● What to work on
Wherever a line in the records below contains "price", copy that line.

··· Listed records

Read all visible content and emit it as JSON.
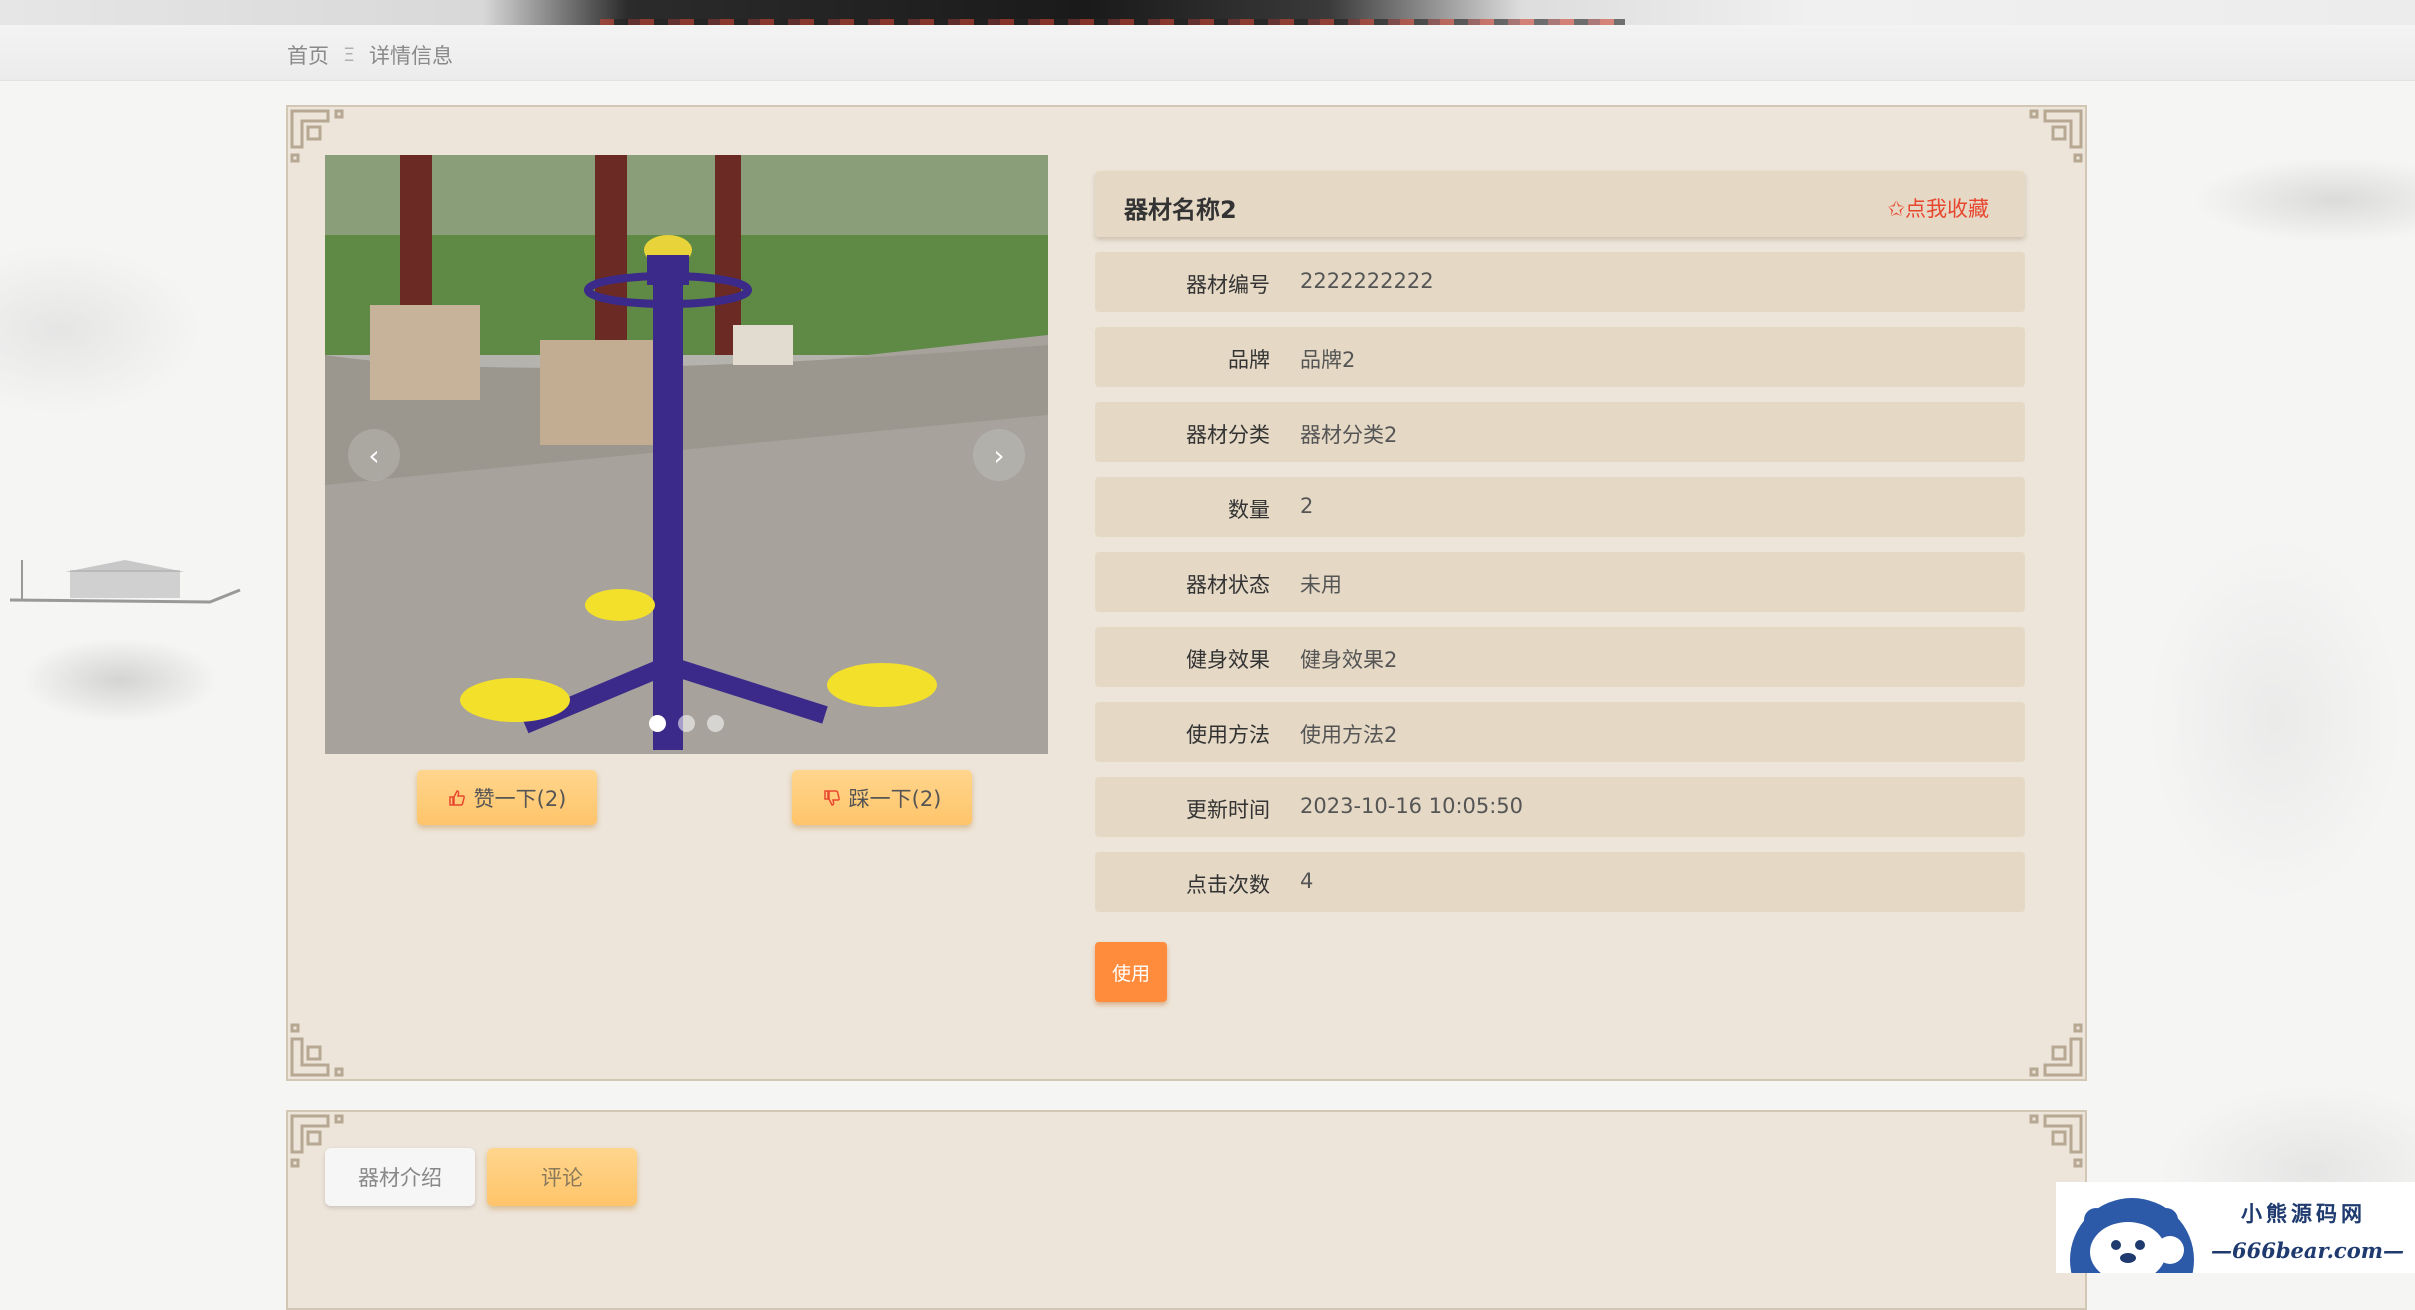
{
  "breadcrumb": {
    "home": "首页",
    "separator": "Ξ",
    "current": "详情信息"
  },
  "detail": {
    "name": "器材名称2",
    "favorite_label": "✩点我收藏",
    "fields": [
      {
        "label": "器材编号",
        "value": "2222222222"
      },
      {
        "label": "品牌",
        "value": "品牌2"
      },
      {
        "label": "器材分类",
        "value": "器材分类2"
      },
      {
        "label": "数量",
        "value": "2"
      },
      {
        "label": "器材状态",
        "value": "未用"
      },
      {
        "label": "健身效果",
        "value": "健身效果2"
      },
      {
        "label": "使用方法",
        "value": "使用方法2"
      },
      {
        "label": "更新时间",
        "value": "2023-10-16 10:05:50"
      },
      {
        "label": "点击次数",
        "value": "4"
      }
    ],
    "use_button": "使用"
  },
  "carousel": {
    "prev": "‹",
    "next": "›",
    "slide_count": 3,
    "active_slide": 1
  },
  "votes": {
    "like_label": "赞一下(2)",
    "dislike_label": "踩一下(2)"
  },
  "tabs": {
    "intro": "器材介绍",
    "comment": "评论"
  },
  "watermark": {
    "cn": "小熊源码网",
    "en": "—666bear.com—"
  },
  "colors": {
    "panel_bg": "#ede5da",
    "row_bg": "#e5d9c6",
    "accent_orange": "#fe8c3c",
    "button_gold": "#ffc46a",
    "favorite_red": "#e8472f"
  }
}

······
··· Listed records

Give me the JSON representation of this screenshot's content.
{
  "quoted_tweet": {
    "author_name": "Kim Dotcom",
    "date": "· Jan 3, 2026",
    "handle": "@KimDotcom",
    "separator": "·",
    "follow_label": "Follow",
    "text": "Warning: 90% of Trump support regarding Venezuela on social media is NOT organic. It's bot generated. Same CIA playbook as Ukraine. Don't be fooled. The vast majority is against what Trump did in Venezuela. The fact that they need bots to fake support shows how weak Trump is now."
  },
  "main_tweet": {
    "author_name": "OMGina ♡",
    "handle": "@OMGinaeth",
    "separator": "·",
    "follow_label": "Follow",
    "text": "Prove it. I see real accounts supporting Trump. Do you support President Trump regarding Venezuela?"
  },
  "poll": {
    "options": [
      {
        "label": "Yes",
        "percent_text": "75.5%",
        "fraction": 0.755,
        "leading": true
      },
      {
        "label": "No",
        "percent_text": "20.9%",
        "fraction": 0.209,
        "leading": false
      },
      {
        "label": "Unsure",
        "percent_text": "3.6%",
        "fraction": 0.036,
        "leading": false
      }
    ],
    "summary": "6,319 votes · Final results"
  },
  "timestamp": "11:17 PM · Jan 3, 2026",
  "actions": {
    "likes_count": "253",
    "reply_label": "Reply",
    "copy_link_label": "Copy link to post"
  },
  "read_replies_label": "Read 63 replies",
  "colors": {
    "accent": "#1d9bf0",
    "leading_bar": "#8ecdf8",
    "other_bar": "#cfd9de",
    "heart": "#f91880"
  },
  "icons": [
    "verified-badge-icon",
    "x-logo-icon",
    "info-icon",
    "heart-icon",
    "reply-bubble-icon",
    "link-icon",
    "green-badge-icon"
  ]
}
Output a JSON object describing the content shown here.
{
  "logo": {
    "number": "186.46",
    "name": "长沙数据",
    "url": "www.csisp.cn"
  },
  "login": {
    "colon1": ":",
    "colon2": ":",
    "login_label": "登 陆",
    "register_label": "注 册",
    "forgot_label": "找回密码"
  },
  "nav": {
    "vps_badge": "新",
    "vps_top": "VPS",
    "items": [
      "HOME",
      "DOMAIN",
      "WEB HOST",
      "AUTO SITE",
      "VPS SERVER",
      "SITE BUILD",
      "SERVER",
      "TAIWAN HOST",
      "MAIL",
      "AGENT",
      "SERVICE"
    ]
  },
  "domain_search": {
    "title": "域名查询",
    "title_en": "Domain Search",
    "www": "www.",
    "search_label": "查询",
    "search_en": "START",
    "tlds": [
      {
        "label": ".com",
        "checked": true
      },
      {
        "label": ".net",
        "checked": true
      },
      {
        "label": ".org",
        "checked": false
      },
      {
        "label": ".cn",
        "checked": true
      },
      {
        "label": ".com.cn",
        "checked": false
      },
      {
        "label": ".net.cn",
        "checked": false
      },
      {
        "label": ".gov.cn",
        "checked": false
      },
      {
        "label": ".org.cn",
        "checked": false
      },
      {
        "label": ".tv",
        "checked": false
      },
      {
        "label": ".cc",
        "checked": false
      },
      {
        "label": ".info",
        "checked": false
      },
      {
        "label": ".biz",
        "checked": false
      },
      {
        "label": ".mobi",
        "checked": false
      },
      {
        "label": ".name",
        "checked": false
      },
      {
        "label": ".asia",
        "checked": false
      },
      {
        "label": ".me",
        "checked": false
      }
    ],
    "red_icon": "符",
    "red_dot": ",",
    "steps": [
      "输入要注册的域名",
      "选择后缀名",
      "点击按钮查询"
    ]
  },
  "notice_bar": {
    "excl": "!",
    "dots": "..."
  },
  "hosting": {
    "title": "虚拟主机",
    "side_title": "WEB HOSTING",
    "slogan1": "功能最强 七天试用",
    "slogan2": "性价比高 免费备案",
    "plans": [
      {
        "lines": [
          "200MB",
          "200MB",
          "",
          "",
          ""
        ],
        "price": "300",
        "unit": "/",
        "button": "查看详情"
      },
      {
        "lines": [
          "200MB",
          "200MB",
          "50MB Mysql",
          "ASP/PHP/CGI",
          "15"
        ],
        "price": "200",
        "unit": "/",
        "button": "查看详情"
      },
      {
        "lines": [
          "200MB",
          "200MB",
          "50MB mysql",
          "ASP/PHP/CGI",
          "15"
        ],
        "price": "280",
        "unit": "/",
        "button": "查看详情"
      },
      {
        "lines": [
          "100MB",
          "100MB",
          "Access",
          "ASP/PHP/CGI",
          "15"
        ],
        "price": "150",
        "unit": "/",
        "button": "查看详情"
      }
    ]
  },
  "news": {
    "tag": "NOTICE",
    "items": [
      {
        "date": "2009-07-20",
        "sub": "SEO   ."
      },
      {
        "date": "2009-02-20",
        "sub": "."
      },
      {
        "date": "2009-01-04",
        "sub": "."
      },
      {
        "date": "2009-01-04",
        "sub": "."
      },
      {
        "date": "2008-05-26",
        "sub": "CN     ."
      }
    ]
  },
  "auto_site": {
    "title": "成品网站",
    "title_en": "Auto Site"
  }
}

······

● Answer to this exercise
        "price": "300",
        "price": "200",
        "price": "280",
        "price": "150",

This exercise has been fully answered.